My beauty cabinet is practically overflowing with creams, serums, and cleansers - a testament to just how many skincare products I’ve used. Admittedly, there are very few that I actually incorporate into my daily morning and evening routines. As a Black woman, finding an effective skincare product is like finding the proverbial needle in a haystack - it’s possible, just incredibly difficult and time-consuming. This is because most skincare products aren’t formulated with dark skin like mine in mind. 

While the beauty industry as a whole has made huge leaps and bounds toward greater inclusivity in recent years - with makeup brands now offering a multitude of shades that represent different skin tones, the skincare industry still often fails to prioritize diversity. 

For most of my teen and adult life, I’ve suffered from hormonal acne, which affects those with darker skin differently. We often deal with hyperpigmentation, acne scarring, and inflammation after an acne breakout. For this reason, melanated skin has its own needs when it comes to treatment products, and the industry is not meeting them, since most skincare products are formulated with fair skin in mind.

I always make sure to use products that work to treat these issues in darker skin tones, and it has never failed me. My personal favorites: CELLRENEW Collagen Stem Cell Serum and the SUNNYSIDE Brush-On Mineral Sunscreen by CLEARSTEM. These products help regulate my hormonal acne and protect my skin from hyperpigmentation. 

After being introduced to CLEARSTEM, I was curious about the inspiration behind the line and why it prioritizes inclusivity and melanated skin. “CLEARSTEM was born from an organic need to help people with darker skin heal from scar damage. Our methods for clearing acne are highly effective, however, the majority of our clients have darker skin tones and were left with horrible scarring.” Co-founder Danielle Gronich told me. “When the skin leans darker or tans quickly, hyperpigmentation, brown spots, and discoloration from acne can quickly take over the face - and the most frustrating part is that traditional methods for removing scars (like chemical peels and lasers) can’t always be done because they could also cause hyperpigmentation.” Gronich is half Peruvian and hyperpigments “like crazy”, she told me.

CLEARSTEM is one of the few treatment products that work on darker skin and more skincare brands need to consider people of color in their formulations and marketing efforts. 

Brands like Fenty Beauty, Dove, CLEARSTEM, and Covergirl have demonstrated a strong commitment to diversity and inclusion in their advertising campaigns, highlighting that beauty does not have one look. Candidly, I feel much more inclined to buy a product if they are inclusive in their marketing efforts. If I see someone who looks like me, I feel represented and included. 

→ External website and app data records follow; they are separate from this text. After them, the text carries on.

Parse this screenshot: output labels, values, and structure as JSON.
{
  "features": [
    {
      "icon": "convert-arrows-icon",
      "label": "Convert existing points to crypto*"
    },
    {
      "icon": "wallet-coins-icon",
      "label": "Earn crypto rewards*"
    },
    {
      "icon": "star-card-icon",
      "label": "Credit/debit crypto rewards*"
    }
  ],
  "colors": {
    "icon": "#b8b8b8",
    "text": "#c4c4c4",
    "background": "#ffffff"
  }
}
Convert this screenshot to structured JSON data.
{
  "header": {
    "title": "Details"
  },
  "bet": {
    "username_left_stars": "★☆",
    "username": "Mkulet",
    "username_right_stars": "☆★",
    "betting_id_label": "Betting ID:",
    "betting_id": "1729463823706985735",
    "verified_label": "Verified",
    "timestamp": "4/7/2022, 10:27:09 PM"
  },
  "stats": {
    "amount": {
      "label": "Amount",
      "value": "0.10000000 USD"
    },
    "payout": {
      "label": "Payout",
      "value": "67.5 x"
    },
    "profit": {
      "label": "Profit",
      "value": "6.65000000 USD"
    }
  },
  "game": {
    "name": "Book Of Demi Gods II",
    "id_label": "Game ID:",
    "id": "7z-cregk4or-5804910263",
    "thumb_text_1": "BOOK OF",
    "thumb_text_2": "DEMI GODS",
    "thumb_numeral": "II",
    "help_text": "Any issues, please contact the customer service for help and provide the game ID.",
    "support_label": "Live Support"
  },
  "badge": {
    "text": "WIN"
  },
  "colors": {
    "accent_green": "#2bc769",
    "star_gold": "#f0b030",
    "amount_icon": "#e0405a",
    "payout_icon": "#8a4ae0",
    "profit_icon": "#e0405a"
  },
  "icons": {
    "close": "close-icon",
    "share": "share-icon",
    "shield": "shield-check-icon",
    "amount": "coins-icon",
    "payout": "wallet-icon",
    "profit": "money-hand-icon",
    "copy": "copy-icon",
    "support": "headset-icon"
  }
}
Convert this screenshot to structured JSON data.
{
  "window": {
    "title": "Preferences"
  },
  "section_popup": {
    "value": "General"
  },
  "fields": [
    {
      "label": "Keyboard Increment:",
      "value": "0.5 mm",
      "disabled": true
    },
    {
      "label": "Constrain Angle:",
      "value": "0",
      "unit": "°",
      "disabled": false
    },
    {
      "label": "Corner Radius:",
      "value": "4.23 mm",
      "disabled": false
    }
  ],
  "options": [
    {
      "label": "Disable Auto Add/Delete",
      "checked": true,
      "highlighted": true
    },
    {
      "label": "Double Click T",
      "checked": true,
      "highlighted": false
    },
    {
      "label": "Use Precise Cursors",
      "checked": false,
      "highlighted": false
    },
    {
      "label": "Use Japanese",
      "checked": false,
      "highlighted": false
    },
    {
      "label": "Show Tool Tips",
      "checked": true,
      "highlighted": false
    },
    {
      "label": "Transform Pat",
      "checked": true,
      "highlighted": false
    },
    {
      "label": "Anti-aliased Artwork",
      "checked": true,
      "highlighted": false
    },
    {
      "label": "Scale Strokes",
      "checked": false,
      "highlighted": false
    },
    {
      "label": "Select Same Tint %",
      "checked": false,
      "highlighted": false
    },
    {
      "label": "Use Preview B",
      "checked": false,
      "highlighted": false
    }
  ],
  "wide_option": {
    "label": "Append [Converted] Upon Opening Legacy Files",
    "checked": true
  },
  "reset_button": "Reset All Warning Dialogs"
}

Gronich’s inspiration behind creating CLEARSTEM gives me hope. There are so many Black and Brown girls like me who have felt frustrated and ignored by the industry, and I can only hope that more founders consider women of color when formulating their products.